Description of the task:
Which of the lines below include "System"? Each one should be copied out.

Data about app and page elements:
= = = =
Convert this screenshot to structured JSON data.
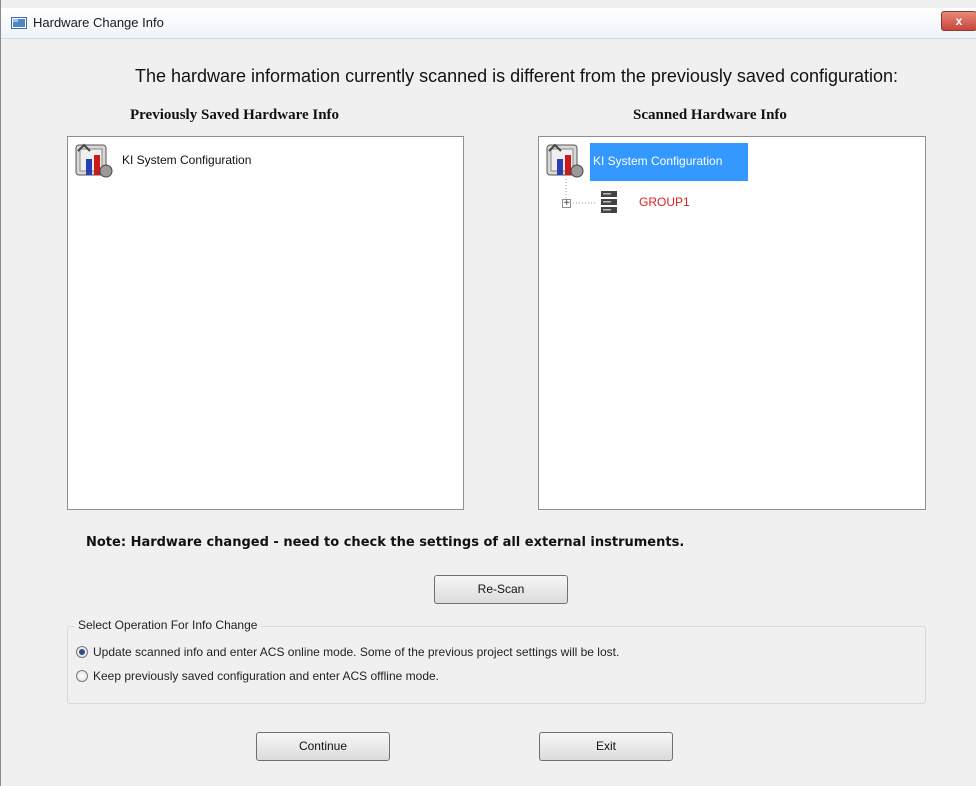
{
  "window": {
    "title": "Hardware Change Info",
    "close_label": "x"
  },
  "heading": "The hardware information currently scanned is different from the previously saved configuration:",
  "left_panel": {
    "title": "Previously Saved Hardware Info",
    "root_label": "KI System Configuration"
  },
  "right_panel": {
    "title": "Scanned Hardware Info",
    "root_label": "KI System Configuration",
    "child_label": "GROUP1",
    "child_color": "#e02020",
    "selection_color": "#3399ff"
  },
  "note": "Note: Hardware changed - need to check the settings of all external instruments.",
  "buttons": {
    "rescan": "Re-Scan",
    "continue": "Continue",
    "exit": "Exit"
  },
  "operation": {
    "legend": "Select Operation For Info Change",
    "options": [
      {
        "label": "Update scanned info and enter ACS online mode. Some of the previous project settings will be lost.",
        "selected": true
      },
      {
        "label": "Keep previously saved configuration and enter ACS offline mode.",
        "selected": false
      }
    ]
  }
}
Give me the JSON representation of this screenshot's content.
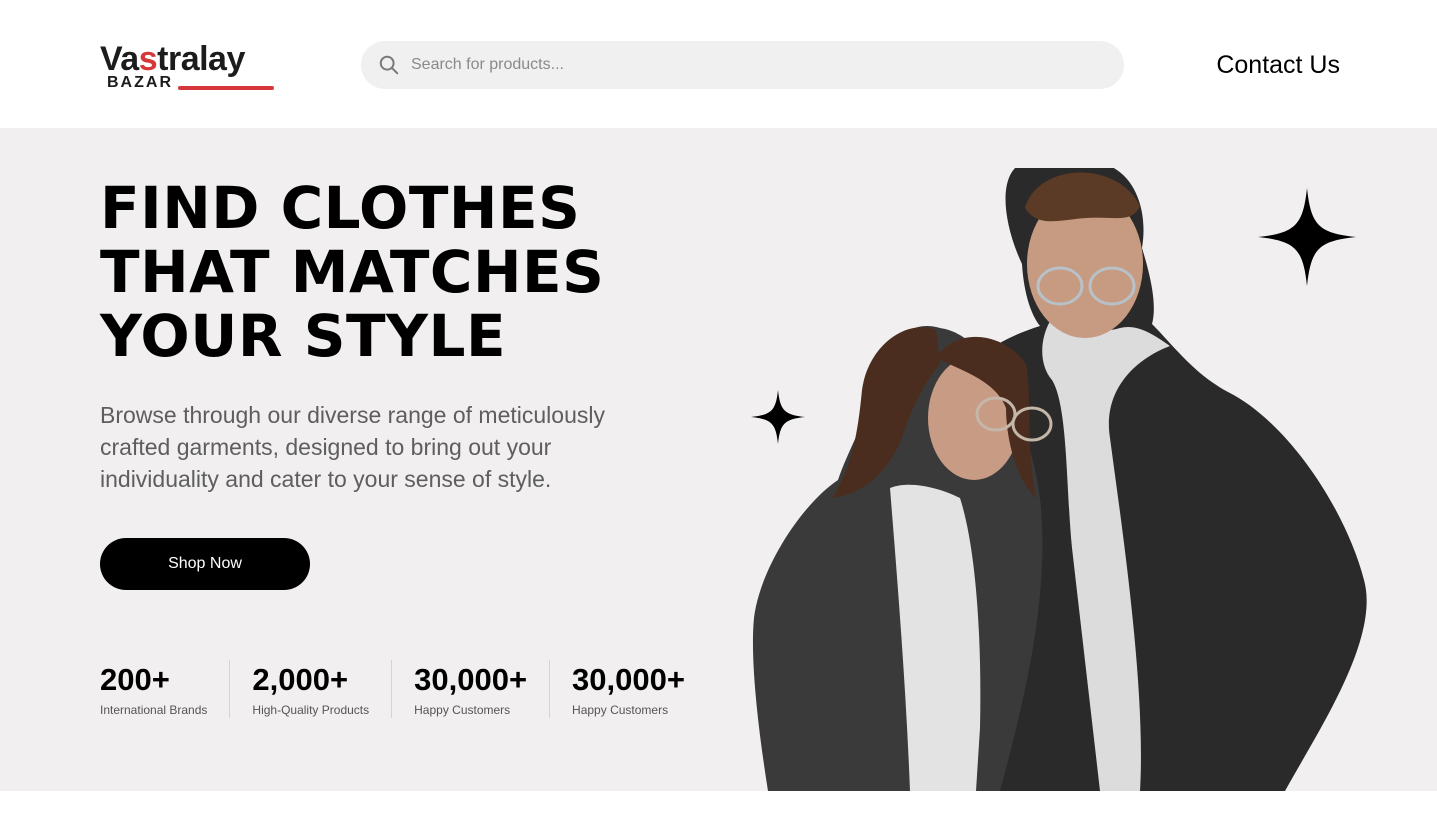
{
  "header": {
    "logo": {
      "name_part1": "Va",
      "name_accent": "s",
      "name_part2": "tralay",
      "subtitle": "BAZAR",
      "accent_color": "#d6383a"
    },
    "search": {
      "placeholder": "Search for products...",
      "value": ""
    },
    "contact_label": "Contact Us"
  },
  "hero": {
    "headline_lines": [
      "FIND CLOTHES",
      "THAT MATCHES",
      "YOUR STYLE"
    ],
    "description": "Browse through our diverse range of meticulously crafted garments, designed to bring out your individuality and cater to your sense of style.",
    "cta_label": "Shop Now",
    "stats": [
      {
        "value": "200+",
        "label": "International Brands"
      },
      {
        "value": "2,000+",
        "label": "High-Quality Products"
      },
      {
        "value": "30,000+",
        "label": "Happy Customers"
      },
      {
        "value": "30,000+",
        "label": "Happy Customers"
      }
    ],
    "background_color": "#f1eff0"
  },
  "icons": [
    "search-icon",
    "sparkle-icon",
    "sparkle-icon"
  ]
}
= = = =
Output of the task:
    "root_label": "KI System Configuration"
    "root_label": "KI System Configuration",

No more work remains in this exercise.